Aim of the task: Nothing but the exact text of the entries should appear in your answer; pictures stay out.

Source data:

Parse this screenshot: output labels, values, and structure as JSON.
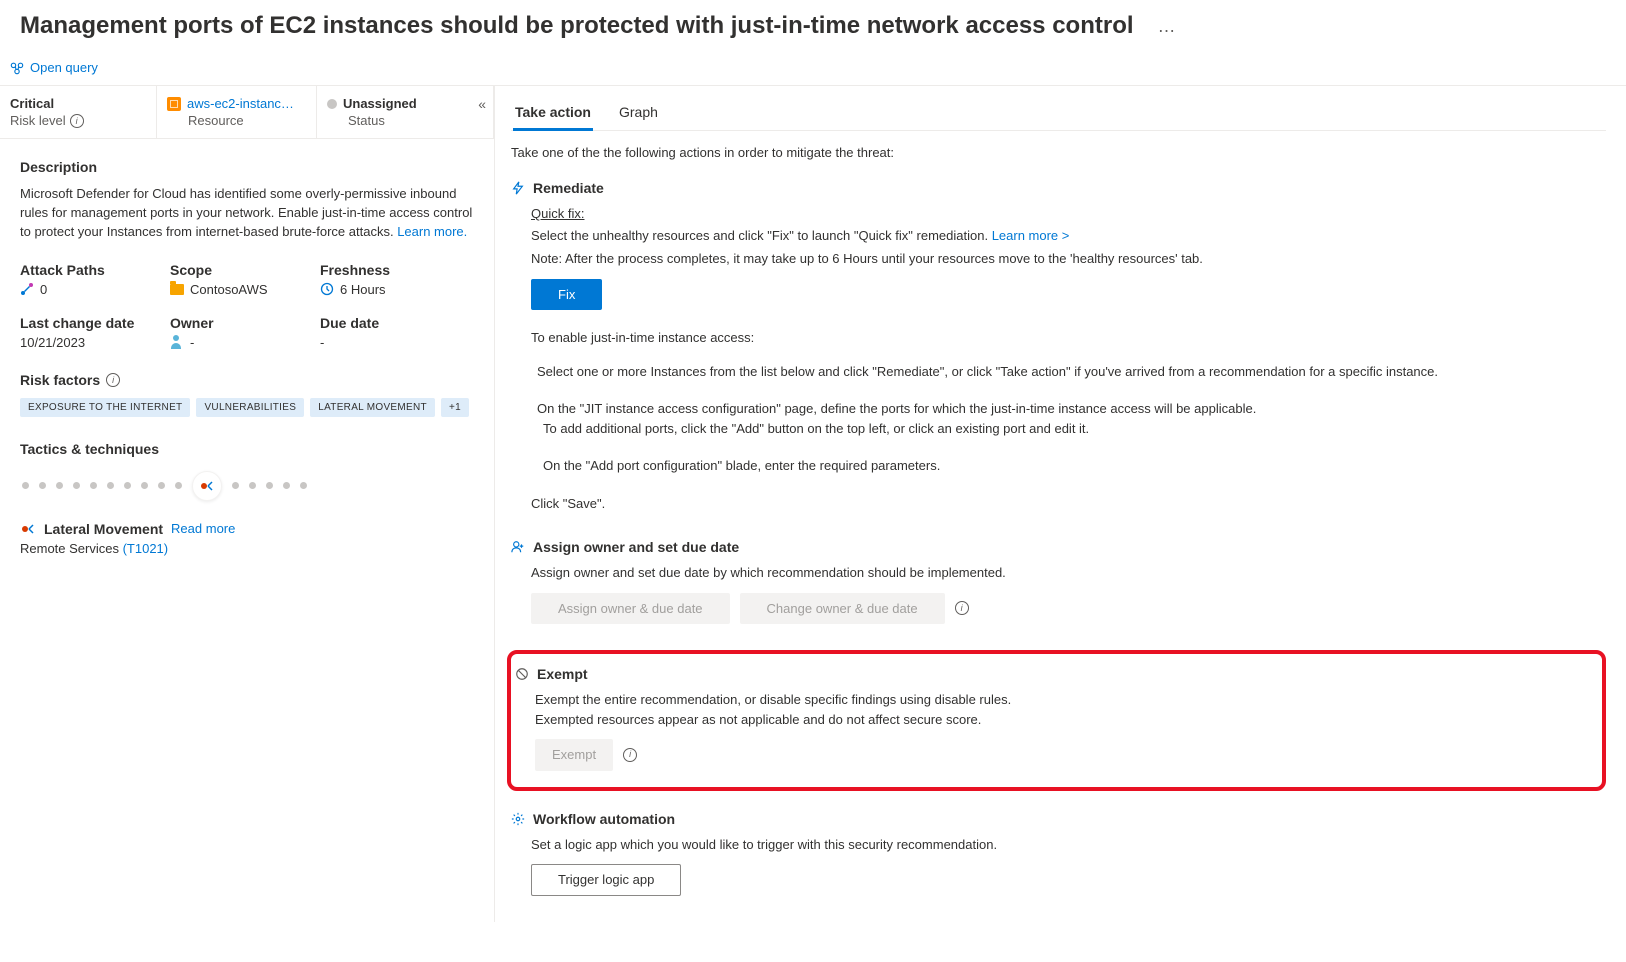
{
  "header": {
    "title": "Management ports of EC2 instances should be protected with just-in-time network access control",
    "ellipsis": "…",
    "open_query": "Open query"
  },
  "info_strip": {
    "risk_level": {
      "value": "Critical",
      "label": "Risk level"
    },
    "resource": {
      "value": "aws-ec2-instanc…",
      "label": "Resource"
    },
    "status": {
      "value": "Unassigned",
      "label": "Status"
    }
  },
  "left": {
    "description_h": "Description",
    "description": "Microsoft Defender for Cloud has identified some overly-permissive inbound rules for management ports in your network. Enable just-in-time access control to protect your Instances from internet-based brute-force attacks. ",
    "learn_more": "Learn more.",
    "meta": {
      "attack_paths": {
        "label": "Attack Paths",
        "value": "0"
      },
      "scope": {
        "label": "Scope",
        "value": "ContosoAWS"
      },
      "freshness": {
        "label": "Freshness",
        "value": "6 Hours"
      },
      "last_change": {
        "label": "Last change date",
        "value": "10/21/2023"
      },
      "owner": {
        "label": "Owner",
        "value": "-"
      },
      "due_date": {
        "label": "Due date",
        "value": "-"
      }
    },
    "risk_factors_label": "Risk factors",
    "risk_tags": [
      "EXPOSURE TO THE INTERNET",
      "VULNERABILITIES",
      "LATERAL MOVEMENT",
      "+1"
    ],
    "tactics_label": "Tactics & techniques",
    "lateral_movement": "Lateral Movement",
    "read_more": "Read more",
    "remote_services": "Remote Services ",
    "remote_services_id": "(T1021)"
  },
  "right": {
    "tabs": {
      "take_action": "Take action",
      "graph": "Graph"
    },
    "intro": "Take one of the the following actions in order to mitigate the threat:",
    "remediate": {
      "title": "Remediate",
      "quick_fix_label": "Quick fix:",
      "line1a": "Select the unhealthy resources and click \"Fix\" to launch \"Quick fix\" remediation. ",
      "learn_more": "Learn more >",
      "line2": "Note: After the process completes, it may take up to 6 Hours until your resources move to the 'healthy resources' tab.",
      "fix_btn": "Fix",
      "enable_intro": "To enable just-in-time instance access:",
      "step1": "Select one or more Instances from the list below and click \"Remediate\", or click \"Take action\" if you've arrived from a recommendation for a specific instance.",
      "step2a": "On the \"JIT instance access configuration\" page, define the ports for which the just-in-time instance access will be applicable.",
      "step2b": "To add additional ports, click the \"Add\" button on the top left, or click an existing port and edit it.",
      "step3": "On the \"Add port configuration\" blade, enter the required parameters.",
      "step4": "Click \"Save\"."
    },
    "assign": {
      "title": "Assign owner and set due date",
      "desc": "Assign owner and set due date by which recommendation should be implemented.",
      "btn1": "Assign owner & due date",
      "btn2": "Change owner & due date"
    },
    "exempt": {
      "title": "Exempt",
      "desc1": "Exempt the entire recommendation, or disable specific findings using disable rules.",
      "desc2": "Exempted resources appear as not applicable and do not affect secure score.",
      "btn": "Exempt"
    },
    "workflow": {
      "title": "Workflow automation",
      "desc": "Set a logic app which you would like to trigger with this security recommendation.",
      "btn": "Trigger logic app"
    }
  }
}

Solution to this task:
Parse this screenshot: output labels, values, and structure as JSON.
{
  "header": {
    "title": "Management ports of EC2 instances should be protected with just-in-time network access control",
    "ellipsis": "…",
    "open_query": "Open query"
  },
  "info_strip": {
    "risk_level": {
      "value": "Critical",
      "label": "Risk level"
    },
    "resource": {
      "value": "aws-ec2-instanc…",
      "label": "Resource"
    },
    "status": {
      "value": "Unassigned",
      "label": "Status"
    }
  },
  "left": {
    "description_h": "Description",
    "description": "Microsoft Defender for Cloud has identified some overly-permissive inbound rules for management ports in your network. Enable just-in-time access control to protect your Instances from internet-based brute-force attacks. ",
    "learn_more": "Learn more.",
    "meta": {
      "attack_paths": {
        "label": "Attack Paths",
        "value": "0"
      },
      "scope": {
        "label": "Scope",
        "value": "ContosoAWS"
      },
      "freshness": {
        "label": "Freshness",
        "value": "6 Hours"
      },
      "last_change": {
        "label": "Last change date",
        "value": "10/21/2023"
      },
      "owner": {
        "label": "Owner",
        "value": "-"
      },
      "due_date": {
        "label": "Due date",
        "value": "-"
      }
    },
    "risk_factors_label": "Risk factors",
    "risk_tags": [
      "EXPOSURE TO THE INTERNET",
      "VULNERABILITIES",
      "LATERAL MOVEMENT",
      "+1"
    ],
    "tactics_label": "Tactics & techniques",
    "lateral_movement": "Lateral Movement",
    "read_more": "Read more",
    "remote_services": "Remote Services ",
    "remote_services_id": "(T1021)"
  },
  "right": {
    "tabs": {
      "take_action": "Take action",
      "graph": "Graph"
    },
    "intro": "Take one of the the following actions in order to mitigate the threat:",
    "remediate": {
      "title": "Remediate",
      "quick_fix_label": "Quick fix:",
      "line1a": "Select the unhealthy resources and click \"Fix\" to launch \"Quick fix\" remediation. ",
      "learn_more": "Learn more >",
      "line2": "Note: After the process completes, it may take up to 6 Hours until your resources move to the 'healthy resources' tab.",
      "fix_btn": "Fix",
      "enable_intro": "To enable just-in-time instance access:",
      "step1": "Select one or more Instances from the list below and click \"Remediate\", or click \"Take action\" if you've arrived from a recommendation for a specific instance.",
      "step2a": "On the \"JIT instance access configuration\" page, define the ports for which the just-in-time instance access will be applicable.",
      "step2b": "To add additional ports, click the \"Add\" button on the top left, or click an existing port and edit it.",
      "step3": "On the \"Add port configuration\" blade, enter the required parameters.",
      "step4": "Click \"Save\"."
    },
    "assign": {
      "title": "Assign owner and set due date",
      "desc": "Assign owner and set due date by which recommendation should be implemented.",
      "btn1": "Assign owner & due date",
      "btn2": "Change owner & due date"
    },
    "exempt": {
      "title": "Exempt",
      "desc1": "Exempt the entire recommendation, or disable specific findings using disable rules.",
      "desc2": "Exempted resources appear as not applicable and do not affect secure score.",
      "btn": "Exempt"
    },
    "workflow": {
      "title": "Workflow automation",
      "desc": "Set a logic app which you would like to trigger with this security recommendation.",
      "btn": "Trigger logic app"
    }
  }
}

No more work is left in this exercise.